How to complete this task: Go through the listing beneath this task and return every line that carries the string "icon".

Supplied records:
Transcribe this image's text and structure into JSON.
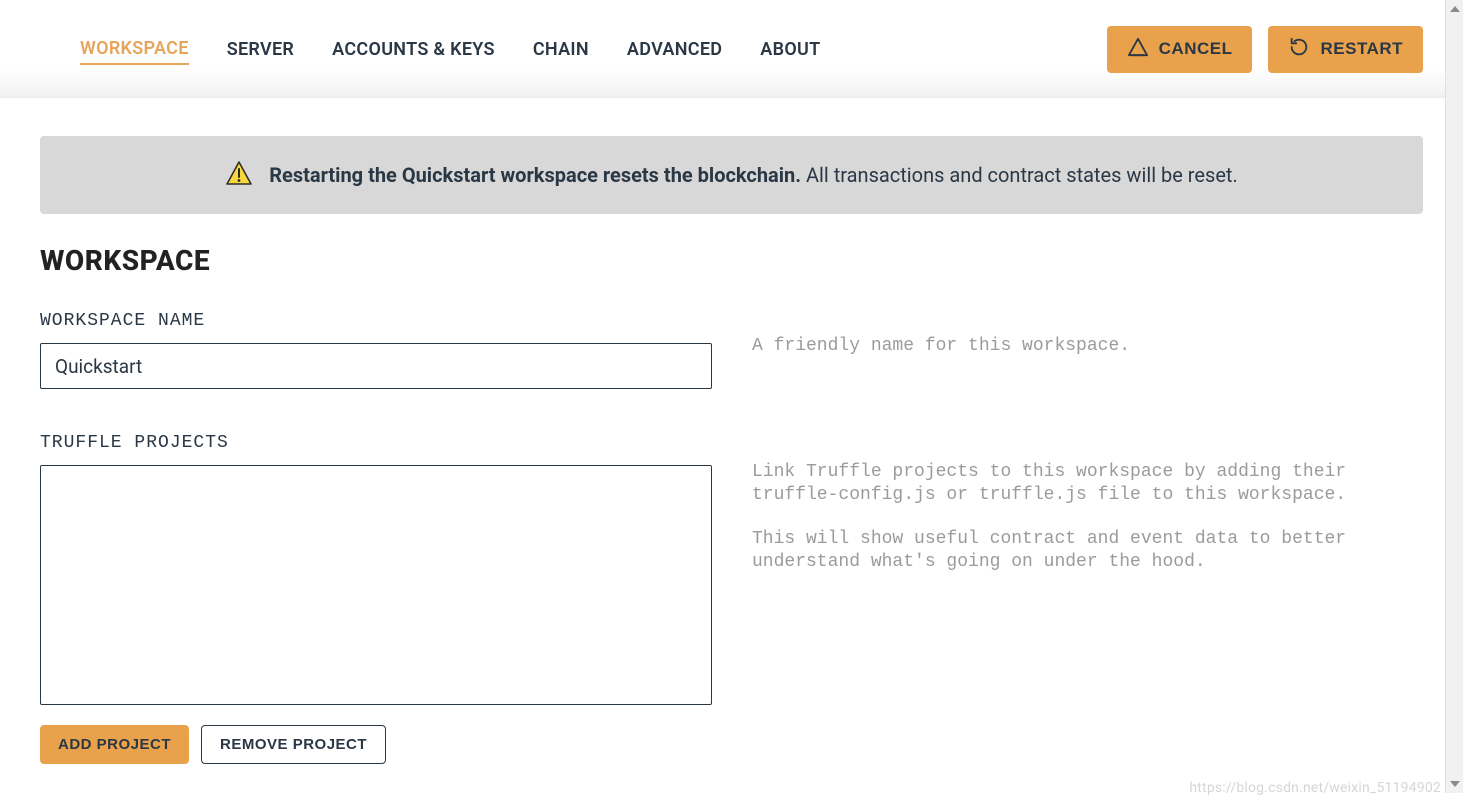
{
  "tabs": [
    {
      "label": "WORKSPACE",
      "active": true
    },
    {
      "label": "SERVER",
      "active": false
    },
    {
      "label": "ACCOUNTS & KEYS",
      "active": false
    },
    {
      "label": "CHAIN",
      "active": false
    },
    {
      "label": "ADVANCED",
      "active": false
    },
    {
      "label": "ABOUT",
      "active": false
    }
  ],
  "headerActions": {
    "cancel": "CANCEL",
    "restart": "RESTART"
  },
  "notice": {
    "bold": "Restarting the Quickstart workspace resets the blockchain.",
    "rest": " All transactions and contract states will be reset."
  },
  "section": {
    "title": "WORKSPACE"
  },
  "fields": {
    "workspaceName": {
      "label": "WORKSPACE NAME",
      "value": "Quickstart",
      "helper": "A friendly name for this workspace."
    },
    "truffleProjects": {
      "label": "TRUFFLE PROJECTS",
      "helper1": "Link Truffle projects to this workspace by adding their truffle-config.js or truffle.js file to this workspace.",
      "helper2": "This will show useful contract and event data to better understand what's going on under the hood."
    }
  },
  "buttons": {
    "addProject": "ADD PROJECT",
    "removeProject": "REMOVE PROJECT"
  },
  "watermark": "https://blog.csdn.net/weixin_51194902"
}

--

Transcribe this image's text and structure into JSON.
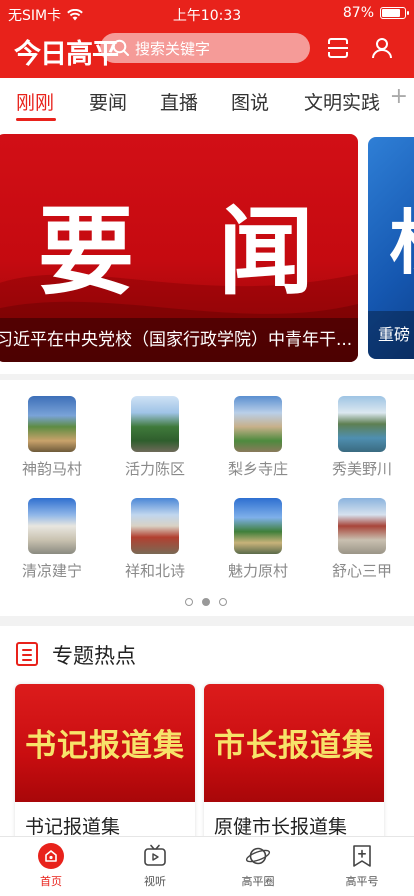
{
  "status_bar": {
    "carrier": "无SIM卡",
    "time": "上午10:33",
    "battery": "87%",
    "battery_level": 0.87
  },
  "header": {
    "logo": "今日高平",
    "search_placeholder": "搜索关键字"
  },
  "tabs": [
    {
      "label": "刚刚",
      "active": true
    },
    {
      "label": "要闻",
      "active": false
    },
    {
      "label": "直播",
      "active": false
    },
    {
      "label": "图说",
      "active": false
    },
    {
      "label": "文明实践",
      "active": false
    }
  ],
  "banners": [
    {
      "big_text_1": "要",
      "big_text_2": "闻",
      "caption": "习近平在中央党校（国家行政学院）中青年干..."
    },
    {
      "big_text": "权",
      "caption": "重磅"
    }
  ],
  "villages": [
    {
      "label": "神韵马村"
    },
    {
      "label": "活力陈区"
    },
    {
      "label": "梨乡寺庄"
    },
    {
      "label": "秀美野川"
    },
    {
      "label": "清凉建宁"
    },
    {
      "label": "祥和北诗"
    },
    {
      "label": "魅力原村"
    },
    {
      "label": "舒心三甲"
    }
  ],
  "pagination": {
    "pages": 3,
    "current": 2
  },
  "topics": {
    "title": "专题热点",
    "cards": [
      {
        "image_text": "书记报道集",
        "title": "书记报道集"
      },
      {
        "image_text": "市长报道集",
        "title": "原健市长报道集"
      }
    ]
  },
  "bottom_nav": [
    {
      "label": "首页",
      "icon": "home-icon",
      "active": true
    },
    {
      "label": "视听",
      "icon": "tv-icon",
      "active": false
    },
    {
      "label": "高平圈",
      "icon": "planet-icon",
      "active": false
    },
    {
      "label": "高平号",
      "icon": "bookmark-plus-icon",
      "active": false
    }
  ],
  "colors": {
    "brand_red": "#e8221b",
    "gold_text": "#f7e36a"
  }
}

Problem solution:
      "icon": "home-icon",
      "icon": "tv-icon",
      "icon": "planet-icon",
      "icon": "bookmark-plus-icon",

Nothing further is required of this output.